**DATASET CONTENT**
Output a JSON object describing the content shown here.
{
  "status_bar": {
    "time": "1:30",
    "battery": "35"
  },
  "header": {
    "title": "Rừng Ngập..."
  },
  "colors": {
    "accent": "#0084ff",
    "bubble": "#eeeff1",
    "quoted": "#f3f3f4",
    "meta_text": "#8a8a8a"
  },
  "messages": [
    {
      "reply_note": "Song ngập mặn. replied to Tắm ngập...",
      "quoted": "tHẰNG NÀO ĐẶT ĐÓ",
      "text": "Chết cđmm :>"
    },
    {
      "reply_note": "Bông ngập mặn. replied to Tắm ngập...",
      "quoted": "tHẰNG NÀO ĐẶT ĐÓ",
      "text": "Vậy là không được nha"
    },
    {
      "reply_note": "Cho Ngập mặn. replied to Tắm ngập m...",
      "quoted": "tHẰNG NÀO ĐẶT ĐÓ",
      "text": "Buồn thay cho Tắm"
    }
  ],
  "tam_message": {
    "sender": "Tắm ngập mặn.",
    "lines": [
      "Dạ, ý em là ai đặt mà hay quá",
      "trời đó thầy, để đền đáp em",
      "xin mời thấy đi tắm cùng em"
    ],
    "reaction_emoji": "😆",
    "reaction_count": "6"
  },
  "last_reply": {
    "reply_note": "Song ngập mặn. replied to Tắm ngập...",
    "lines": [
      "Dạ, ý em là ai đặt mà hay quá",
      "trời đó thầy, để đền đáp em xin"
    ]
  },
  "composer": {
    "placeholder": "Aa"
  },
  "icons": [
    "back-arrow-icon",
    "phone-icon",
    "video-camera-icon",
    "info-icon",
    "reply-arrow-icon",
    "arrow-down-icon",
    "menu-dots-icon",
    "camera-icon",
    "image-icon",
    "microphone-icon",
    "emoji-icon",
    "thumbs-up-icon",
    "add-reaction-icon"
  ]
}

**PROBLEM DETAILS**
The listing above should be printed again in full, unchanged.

**REPLY TO THE TASK**
Output a JSON object describing the content shown here.
{
  "status_bar": {
    "time": "1:30",
    "battery": "35"
  },
  "header": {
    "title": "Rừng Ngập..."
  },
  "colors": {
    "accent": "#0084ff",
    "bubble": "#eeeff1",
    "quoted": "#f3f3f4",
    "meta_text": "#8a8a8a"
  },
  "messages": [
    {
      "reply_note": "Song ngập mặn. replied to Tắm ngập...",
      "quoted": "tHẰNG NÀO ĐẶT ĐÓ",
      "text": "Chết cđmm :>"
    },
    {
      "reply_note": "Bông ngập mặn. replied to Tắm ngập...",
      "quoted": "tHẰNG NÀO ĐẶT ĐÓ",
      "text": "Vậy là không được nha"
    },
    {
      "reply_note": "Cho Ngập mặn. replied to Tắm ngập m...",
      "quoted": "tHẰNG NÀO ĐẶT ĐÓ",
      "text": "Buồn thay cho Tắm"
    }
  ],
  "tam_message": {
    "sender": "Tắm ngập mặn.",
    "lines": [
      "Dạ, ý em là ai đặt mà hay quá",
      "trời đó thầy, để đền đáp em",
      "xin mời thấy đi tắm cùng em"
    ],
    "reaction_emoji": "😆",
    "reaction_count": "6"
  },
  "last_reply": {
    "reply_note": "Song ngập mặn. replied to Tắm ngập...",
    "lines": [
      "Dạ, ý em là ai đặt mà hay quá",
      "trời đó thầy, để đền đáp em xin"
    ]
  },
  "composer": {
    "placeholder": "Aa"
  },
  "icons": [
    "back-arrow-icon",
    "phone-icon",
    "video-camera-icon",
    "info-icon",
    "reply-arrow-icon",
    "arrow-down-icon",
    "menu-dots-icon",
    "camera-icon",
    "image-icon",
    "microphone-icon",
    "emoji-icon",
    "thumbs-up-icon",
    "add-reaction-icon"
  ]
}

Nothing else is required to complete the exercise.